At the end of preceding segment, I turned to the subject of hope. For I share a world with many who are losing hope as to the sustainability of our present civilisation.
And as I have written earlier in this little series, I myself have little hope in the prospects of creating an ultimately sustainable civilisation on the back of Enlightenment assumptions and the secular and unbridled capitalist society that has grown from these.
As I have said, it seems to me that our civilisation has been stripped of that which it needs for its very survival. It has been stripped of Higher Order. From a Western Civilisation that once understood its fallenness, its brokenness and need to order itself to the Economy of Salvation, it now increasingly orders itself to the Economy of money, money alone. Aspiration to the Transcendent has been replaced with the bottom line.
Yesterday morning, my beloved said something so poignant. For she was seeing acutely how we had degenerated from a society which had at least aspired to be ruled by this Higher Order to a society ruled by corporations.
And she evoked for me the title of an important book I once studied and which I have now decided to review here: When Corporations Rule the World by David C. Korten.
We believe that in overcoming the authority of the Church, we have created a free, democratic society. But as Korten’s book can serve to make clear, rather than creating a truly free society (which needs Moral Order and Authority), we have in so many ways created a Moral Vacuum. And nature abhors a vacuum.
The great corporations have only been all too eager to rush in and fill the vacuum, fill the vacuum not with Christian values, but with that which feeds and aggrandises egotism.
Yet personally I have hope. For all is not lost. Because the civilisational pattern held by the Catholic Church has not been destroyed. It has been battered, marginalised, diluted, mocked, betrayed, compromised in untold, countless ways – but it is not dead.
This is where my life has led me to: Not a trace of hope in secularism or corporationism, nor in New Age-ism or religionless spirituality, but hope, hope in the Church.

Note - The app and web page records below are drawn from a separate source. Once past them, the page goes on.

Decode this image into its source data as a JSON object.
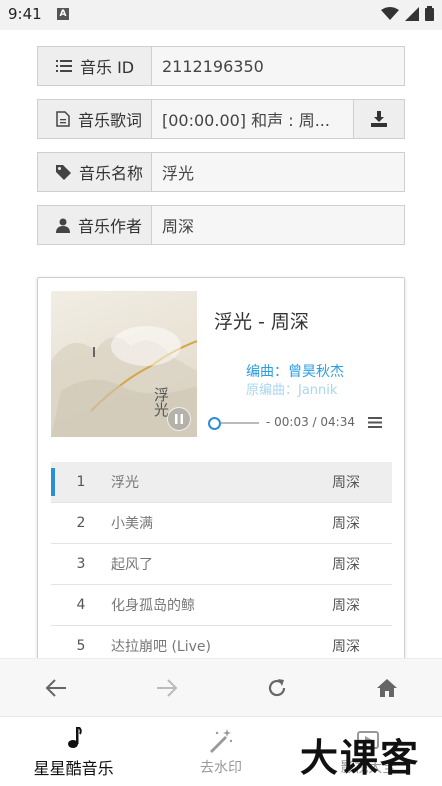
{
  "status_bar": {
    "time": "9:41",
    "notif_icon_label": "A"
  },
  "fields": [
    {
      "label": "音乐 ID",
      "value": "2112196350",
      "icon": "list-icon"
    },
    {
      "label": "音乐歌词",
      "value": "[00:00.00] 和声 : 周...",
      "icon": "document-icon"
    },
    {
      "label": "音乐名称",
      "value": "浮光",
      "icon": "tag-icon"
    },
    {
      "label": "音乐作者",
      "value": "周深",
      "icon": "user-icon"
    }
  ],
  "player": {
    "title": "浮光 - 周深",
    "cover_text": "浮光",
    "lyric_current": "编曲：曾昊秋杰",
    "lyric_next": "原编曲：Jannik",
    "time": "- 00:03 / 04:34",
    "progress_fraction": 0.01
  },
  "playlist": [
    {
      "num": "1",
      "name": "浮光",
      "artist": "周深",
      "active": true
    },
    {
      "num": "2",
      "name": "小美满",
      "artist": "周深"
    },
    {
      "num": "3",
      "name": "起风了",
      "artist": "周深"
    },
    {
      "num": "4",
      "name": "化身孤岛的鲸",
      "artist": "周深"
    },
    {
      "num": "5",
      "name": "达拉崩吧 (Live)",
      "artist": "周深"
    }
  ],
  "browser_nav": [
    "back-icon",
    "forward-icon",
    "refresh-icon",
    "home-icon"
  ],
  "tabs": [
    {
      "label": "星星酷音乐",
      "icon": "music-note-icon"
    },
    {
      "label": "去水印",
      "icon": "magic-wand-icon"
    },
    {
      "label": "影视大全",
      "icon": "film-icon"
    }
  ],
  "watermark": "大课客",
  "colors": {
    "accent": "#2b8fd6",
    "lyric": "#2b9de0"
  }
}
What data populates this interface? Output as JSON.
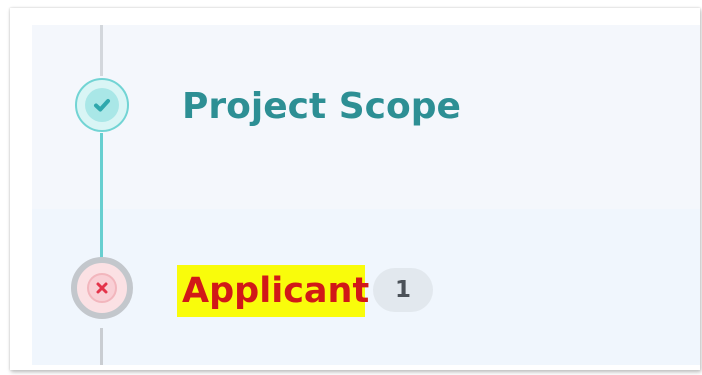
{
  "steps": [
    {
      "title": "Project Scope",
      "status": "complete",
      "icon": "check-icon"
    },
    {
      "title": "Applicant",
      "status": "error",
      "icon": "x-icon",
      "error_count": "1"
    }
  ],
  "colors": {
    "complete_text": "#2d8f94",
    "complete_line": "#67cfd0",
    "error_text": "#d11818",
    "highlight": "#f9fc0b",
    "badge_bg": "#e2e8ee"
  }
}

Hope in the Catholic Church, which represents the stream in Western Society which opposed most fully those currents of modernity, which in a certain sense, one can observe began with the Reformation and continued apace with the Enlightenment and secularisation.
Or again to quote Valentin Tomberg from last time: “only one part of divided humanity … remained loyal to the [previous world] conception. It is the Catholic Church …”
It is a Church, which it seems to me very nearly went under after Vatican II. In Iota Unum Romano Amerio does a superb work I think, in detailing the endless compromises of the unhappy post-Vatican II pontificate of Paul VI, compromises which I think were often rooted in a noble idealism, but tragic in consequence nonetheless.
He also shows how under the succeeding Pontificate, Ven. John Paul II began to stop these compromises. To give just one example, Amerio paints a picture of the Priesthood and Religious Orders haemorrhaging under a relaxed rule and attitude, which was seen as Reform. (Yet as Amerio points out in the case of the Orders, reform in the past took the form not of sloppy indulgence, but greater vigilance, rigour and commitment!)
In so many ways it seems to me, Ven. John Paul II began the work of saving the Catholic Church. And now the present Holy Father continues on the foundations John Paul laid down.
O Venerable John Paul – how often you are decried by certain Catholic Traditionalists, but how very much you really did! Perhaps with the benefit of “20-20” hindsight, it was not enough – but who am I to judge YOU, in the midst of pressures I cannot even begin to imagine, how dare I say that you should have or could have done more!
But I digress. The point here is that the Church is not dead – although she has received enormous blows to Her Body both from without and even more tragically, from within. And in this crisis, she needs the effort of the faithful to support her True Cult – if we are not to keep falling ever more into the Death Cult of the Enlightenment.
Yes ora et labora, prayer and effort, great work is needed by all of us who can see what the Catholic Church still is holding for the world. I am not sure whether this little series on the Enlightenment Death-Cult will be continuing or whether I shall be turning my attention soon to the kind of work that is needed and of which I hope this webproject can play its very small part.